### EXERCISE INPUTS

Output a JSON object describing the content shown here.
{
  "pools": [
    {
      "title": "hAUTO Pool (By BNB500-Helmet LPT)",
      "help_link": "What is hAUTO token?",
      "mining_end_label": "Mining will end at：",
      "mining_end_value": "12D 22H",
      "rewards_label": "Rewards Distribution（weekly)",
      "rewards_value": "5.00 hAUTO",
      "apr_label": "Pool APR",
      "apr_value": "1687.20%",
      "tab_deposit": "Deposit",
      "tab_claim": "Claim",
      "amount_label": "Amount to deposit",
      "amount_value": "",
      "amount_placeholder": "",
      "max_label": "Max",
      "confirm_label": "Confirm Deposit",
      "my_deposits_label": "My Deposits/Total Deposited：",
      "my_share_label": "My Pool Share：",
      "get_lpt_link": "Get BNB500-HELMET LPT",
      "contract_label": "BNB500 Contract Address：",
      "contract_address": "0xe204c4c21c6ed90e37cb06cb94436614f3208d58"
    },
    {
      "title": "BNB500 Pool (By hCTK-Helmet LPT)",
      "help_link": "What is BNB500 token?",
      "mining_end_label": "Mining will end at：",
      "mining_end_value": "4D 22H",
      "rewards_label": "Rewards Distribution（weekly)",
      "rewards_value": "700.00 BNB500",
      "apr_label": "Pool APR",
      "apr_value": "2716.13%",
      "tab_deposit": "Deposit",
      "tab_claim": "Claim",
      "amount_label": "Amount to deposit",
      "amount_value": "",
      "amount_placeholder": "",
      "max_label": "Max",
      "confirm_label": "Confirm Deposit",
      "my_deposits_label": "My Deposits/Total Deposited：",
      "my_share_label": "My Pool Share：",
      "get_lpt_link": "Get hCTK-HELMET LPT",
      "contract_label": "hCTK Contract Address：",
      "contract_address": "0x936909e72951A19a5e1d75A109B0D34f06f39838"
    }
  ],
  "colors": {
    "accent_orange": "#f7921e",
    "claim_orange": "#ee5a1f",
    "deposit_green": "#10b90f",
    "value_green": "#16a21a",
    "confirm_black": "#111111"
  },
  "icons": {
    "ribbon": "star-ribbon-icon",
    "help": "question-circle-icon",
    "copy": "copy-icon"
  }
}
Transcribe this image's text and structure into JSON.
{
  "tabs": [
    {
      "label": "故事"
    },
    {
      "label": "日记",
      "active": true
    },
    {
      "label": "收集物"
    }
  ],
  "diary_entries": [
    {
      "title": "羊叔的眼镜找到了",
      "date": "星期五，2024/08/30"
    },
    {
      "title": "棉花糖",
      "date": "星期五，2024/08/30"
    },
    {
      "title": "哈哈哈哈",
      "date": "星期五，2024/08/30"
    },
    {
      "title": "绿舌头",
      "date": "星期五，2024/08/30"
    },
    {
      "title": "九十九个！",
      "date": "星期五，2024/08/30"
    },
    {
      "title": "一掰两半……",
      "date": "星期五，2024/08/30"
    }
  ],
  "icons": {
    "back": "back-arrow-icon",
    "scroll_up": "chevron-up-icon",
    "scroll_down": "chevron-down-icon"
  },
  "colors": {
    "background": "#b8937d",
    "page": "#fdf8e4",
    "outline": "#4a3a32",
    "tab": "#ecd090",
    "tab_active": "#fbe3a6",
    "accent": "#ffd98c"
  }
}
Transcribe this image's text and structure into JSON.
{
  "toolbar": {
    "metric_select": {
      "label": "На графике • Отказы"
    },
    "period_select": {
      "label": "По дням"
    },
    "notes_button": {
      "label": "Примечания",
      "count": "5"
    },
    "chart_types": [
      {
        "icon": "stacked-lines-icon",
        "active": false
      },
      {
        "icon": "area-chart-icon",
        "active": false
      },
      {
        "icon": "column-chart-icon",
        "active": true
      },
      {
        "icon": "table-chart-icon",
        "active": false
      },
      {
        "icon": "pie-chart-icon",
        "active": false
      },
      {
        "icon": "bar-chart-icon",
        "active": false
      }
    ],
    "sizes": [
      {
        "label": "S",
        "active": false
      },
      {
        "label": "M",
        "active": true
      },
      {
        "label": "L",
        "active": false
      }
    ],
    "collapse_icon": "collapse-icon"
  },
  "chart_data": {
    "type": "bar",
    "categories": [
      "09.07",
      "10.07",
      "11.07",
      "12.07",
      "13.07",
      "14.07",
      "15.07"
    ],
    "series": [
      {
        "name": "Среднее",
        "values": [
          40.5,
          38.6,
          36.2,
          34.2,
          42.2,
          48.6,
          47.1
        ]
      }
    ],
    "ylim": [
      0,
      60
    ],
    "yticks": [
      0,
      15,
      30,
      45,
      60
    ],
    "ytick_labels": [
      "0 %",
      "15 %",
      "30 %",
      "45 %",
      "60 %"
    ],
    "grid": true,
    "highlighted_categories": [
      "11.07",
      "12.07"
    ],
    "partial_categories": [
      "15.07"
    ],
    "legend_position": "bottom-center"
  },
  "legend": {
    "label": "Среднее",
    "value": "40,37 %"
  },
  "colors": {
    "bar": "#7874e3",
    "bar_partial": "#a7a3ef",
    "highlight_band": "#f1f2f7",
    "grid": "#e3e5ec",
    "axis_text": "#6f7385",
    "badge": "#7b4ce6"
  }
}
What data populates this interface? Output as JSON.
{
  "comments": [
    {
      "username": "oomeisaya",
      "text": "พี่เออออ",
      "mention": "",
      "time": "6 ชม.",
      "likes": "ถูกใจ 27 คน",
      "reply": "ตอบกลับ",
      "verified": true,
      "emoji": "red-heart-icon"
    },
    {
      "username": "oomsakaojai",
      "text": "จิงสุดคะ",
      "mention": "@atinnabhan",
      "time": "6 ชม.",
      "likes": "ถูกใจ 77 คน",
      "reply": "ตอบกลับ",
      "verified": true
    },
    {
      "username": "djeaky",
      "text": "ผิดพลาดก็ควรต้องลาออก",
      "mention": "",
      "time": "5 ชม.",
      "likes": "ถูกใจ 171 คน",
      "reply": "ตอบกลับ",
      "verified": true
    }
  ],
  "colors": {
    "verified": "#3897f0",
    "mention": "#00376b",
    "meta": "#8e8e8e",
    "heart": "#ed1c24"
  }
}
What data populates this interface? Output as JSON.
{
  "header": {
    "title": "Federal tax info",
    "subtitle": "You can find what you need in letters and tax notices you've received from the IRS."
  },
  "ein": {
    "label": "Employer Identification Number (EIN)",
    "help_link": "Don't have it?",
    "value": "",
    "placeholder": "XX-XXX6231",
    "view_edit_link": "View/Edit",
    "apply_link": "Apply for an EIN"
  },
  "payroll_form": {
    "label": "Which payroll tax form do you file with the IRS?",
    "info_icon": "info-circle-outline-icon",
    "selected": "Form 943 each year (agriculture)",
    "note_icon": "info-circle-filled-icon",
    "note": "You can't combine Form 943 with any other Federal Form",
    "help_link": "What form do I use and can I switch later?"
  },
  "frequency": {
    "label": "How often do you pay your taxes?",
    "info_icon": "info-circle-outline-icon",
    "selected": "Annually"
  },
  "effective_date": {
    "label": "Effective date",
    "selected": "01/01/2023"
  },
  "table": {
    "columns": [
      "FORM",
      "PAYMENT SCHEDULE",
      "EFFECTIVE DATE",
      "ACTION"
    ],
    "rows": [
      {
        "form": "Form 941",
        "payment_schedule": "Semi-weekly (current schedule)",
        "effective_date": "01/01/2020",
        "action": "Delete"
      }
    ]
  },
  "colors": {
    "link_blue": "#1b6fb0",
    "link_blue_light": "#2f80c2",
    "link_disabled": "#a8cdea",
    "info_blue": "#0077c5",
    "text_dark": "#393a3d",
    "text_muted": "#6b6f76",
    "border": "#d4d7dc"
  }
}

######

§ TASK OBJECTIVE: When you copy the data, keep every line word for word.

§ OUTPUT FOR THIS TASK:
Output a JSON object describing the content shown here.
{
  "pools": [
    {
      "title": "hAUTO Pool (By BNB500-Helmet LPT)",
      "help_link": "What is hAUTO token?",
      "mining_end_label": "Mining will end at：",
      "mining_end_value": "12D 22H",
      "rewards_label": "Rewards Distribution（weekly)",
      "rewards_value": "5.00 hAUTO",
      "apr_label": "Pool APR",
      "apr_value": "1687.20%",
      "tab_deposit": "Deposit",
      "tab_claim": "Claim",
      "amount_label": "Amount to deposit",
      "amount_value": "",
      "amount_placeholder": "",
      "max_label": "Max",
      "confirm_label": "Confirm Deposit",
      "my_deposits_label": "My Deposits/Total Deposited：",
      "my_share_label": "My Pool Share：",
      "get_lpt_link": "Get BNB500-HELMET LPT",
      "contract_label": "BNB500 Contract Address：",
      "contract_address": "0xe204c4c21c6ed90e37cb06cb94436614f3208d58"
    },
    {
      "title": "BNB500 Pool (By hCTK-Helmet LPT)",
      "help_link": "What is BNB500 token?",
      "mining_end_label": "Mining will end at：",
      "mining_end_value": "4D 22H",
      "rewards_label": "Rewards Distribution（weekly)",
      "rewards_value": "700.00 BNB500",
      "apr_label": "Pool APR",
      "apr_value": "2716.13%",
      "tab_deposit": "Deposit",
      "tab_claim": "Claim",
      "amount_label": "Amount to deposit",
      "amount_value": "",
      "amount_placeholder": "",
      "max_label": "Max",
      "confirm_label": "Confirm Deposit",
      "my_deposits_label": "My Deposits/Total Deposited：",
      "my_share_label": "My Pool Share：",
      "get_lpt_link": "Get hCTK-HELMET LPT",
      "contract_label": "hCTK Contract Address：",
      "contract_address": "0x936909e72951A19a5e1d75A109B0D34f06f39838"
    }
  ],
  "colors": {
    "accent_orange": "#f7921e",
    "claim_orange": "#ee5a1f",
    "deposit_green": "#10b90f",
    "value_green": "#16a21a",
    "confirm_black": "#111111"
  },
  "icons": {
    "ribbon": "star-ribbon-icon",
    "help": "question-circle-icon",
    "copy": "copy-icon"
  }
}
Transcribe this image's text and structure into JSON.
{
  "tabs": [
    {
      "label": "故事"
    },
    {
      "label": "日记",
      "active": true
    },
    {
      "label": "收集物"
    }
  ],
  "diary_entries": [
    {
      "title": "羊叔的眼镜找到了",
      "date": "星期五，2024/08/30"
    },
    {
      "title": "棉花糖",
      "date": "星期五，2024/08/30"
    },
    {
      "title": "哈哈哈哈",
      "date": "星期五，2024/08/30"
    },
    {
      "title": "绿舌头",
      "date": "星期五，2024/08/30"
    },
    {
      "title": "九十九个！",
      "date": "星期五，2024/08/30"
    },
    {
      "title": "一掰两半……",
      "date": "星期五，2024/08/30"
    }
  ],
  "icons": {
    "back": "back-arrow-icon",
    "scroll_up": "chevron-up-icon",
    "scroll_down": "chevron-down-icon"
  },
  "colors": {
    "background": "#b8937d",
    "page": "#fdf8e4",
    "outline": "#4a3a32",
    "tab": "#ecd090",
    "tab_active": "#fbe3a6",
    "accent": "#ffd98c"
  }
}
Transcribe this image's text and structure into JSON.
{
  "toolbar": {
    "metric_select": {
      "label": "На графике • Отказы"
    },
    "period_select": {
      "label": "По дням"
    },
    "notes_button": {
      "label": "Примечания",
      "count": "5"
    },
    "chart_types": [
      {
        "icon": "stacked-lines-icon",
        "active": false
      },
      {
        "icon": "area-chart-icon",
        "active": false
      },
      {
        "icon": "column-chart-icon",
        "active": true
      },
      {
        "icon": "table-chart-icon",
        "active": false
      },
      {
        "icon": "pie-chart-icon",
        "active": false
      },
      {
        "icon": "bar-chart-icon",
        "active": false
      }
    ],
    "sizes": [
      {
        "label": "S",
        "active": false
      },
      {
        "label": "M",
        "active": true
      },
      {
        "label": "L",
        "active": false
      }
    ],
    "collapse_icon": "collapse-icon"
  },
  "chart_data": {
    "type": "bar",
    "categories": [
      "09.07",
      "10.07",
      "11.07",
      "12.07",
      "13.07",
      "14.07",
      "15.07"
    ],
    "series": [
      {
        "name": "Среднее",
        "values": [
          40.5,
          38.6,
          36.2,
          34.2,
          42.2,
          48.6,
          47.1
        ]
      }
    ],
    "ylim": [
      0,
      60
    ],
    "yticks": [
      0,
      15,
      30,
      45,
      60
    ],
    "ytick_labels": [
      "0 %",
      "15 %",
      "30 %",
      "45 %",
      "60 %"
    ],
    "grid": true,
    "highlighted_categories": [
      "11.07",
      "12.07"
    ],
    "partial_categories": [
      "15.07"
    ],
    "legend_position": "bottom-center"
  },
  "legend": {
    "label": "Среднее",
    "value": "40,37 %"
  },
  "colors": {
    "bar": "#7874e3",
    "bar_partial": "#a7a3ef",
    "highlight_band": "#f1f2f7",
    "grid": "#e3e5ec",
    "axis_text": "#6f7385",
    "badge": "#7b4ce6"
  }
}
What data populates this interface? Output as JSON.
{
  "comments": [
    {
      "username": "oomeisaya",
      "text": "พี่เออออ",
      "mention": "",
      "time": "6 ชม.",
      "likes": "ถูกใจ 27 คน",
      "reply": "ตอบกลับ",
      "verified": true,
      "emoji": "red-heart-icon"
    },
    {
      "username": "oomsakaojai",
      "text": "จิงสุดคะ",
      "mention": "@atinnabhan",
      "time": "6 ชม.",
      "likes": "ถูกใจ 77 คน",
      "reply": "ตอบกลับ",
      "verified": true
    },
    {
      "username": "djeaky",
      "text": "ผิดพลาดก็ควรต้องลาออก",
      "mention": "",
      "time": "5 ชม.",
      "likes": "ถูกใจ 171 คน",
      "reply": "ตอบกลับ",
      "verified": true
    }
  ],
  "colors": {
    "verified": "#3897f0",
    "mention": "#00376b",
    "meta": "#8e8e8e",
    "heart": "#ed1c24"
  }
}
What data populates this interface? Output as JSON.
{
  "header": {
    "title": "Federal tax info",
    "subtitle": "You can find what you need in letters and tax notices you've received from the IRS."
  },
  "ein": {
    "label": "Employer Identification Number (EIN)",
    "help_link": "Don't have it?",
    "value": "",
    "placeholder": "XX-XXX6231",
    "view_edit_link": "View/Edit",
    "apply_link": "Apply for an EIN"
  },
  "payroll_form": {
    "label": "Which payroll tax form do you file with the IRS?",
    "info_icon": "info-circle-outline-icon",
    "selected": "Form 943 each year (agriculture)",
    "note_icon": "info-circle-filled-icon",
    "note": "You can't combine Form 943 with any other Federal Form",
    "help_link": "What form do I use and can I switch later?"
  },
  "frequency": {
    "label": "How often do you pay your taxes?",
    "info_icon": "info-circle-outline-icon",
    "selected": "Annually"
  },
  "effective_date": {
    "label": "Effective date",
    "selected": "01/01/2023"
  },
  "table": {
    "columns": [
      "FORM",
      "PAYMENT SCHEDULE",
      "EFFECTIVE DATE",
      "ACTION"
    ],
    "rows": [
      {
        "form": "Form 941",
        "payment_schedule": "Semi-weekly (current schedule)",
        "effective_date": "01/01/2020",
        "action": "Delete"
      }
    ]
  },
  "colors": {
    "link_blue": "#1b6fb0",
    "link_blue_light": "#2f80c2",
    "link_disabled": "#a8cdea",
    "info_blue": "#0077c5",
    "text_dark": "#393a3d",
    "text_muted": "#6b6f76",
    "border": "#d4d7dc"
  }
}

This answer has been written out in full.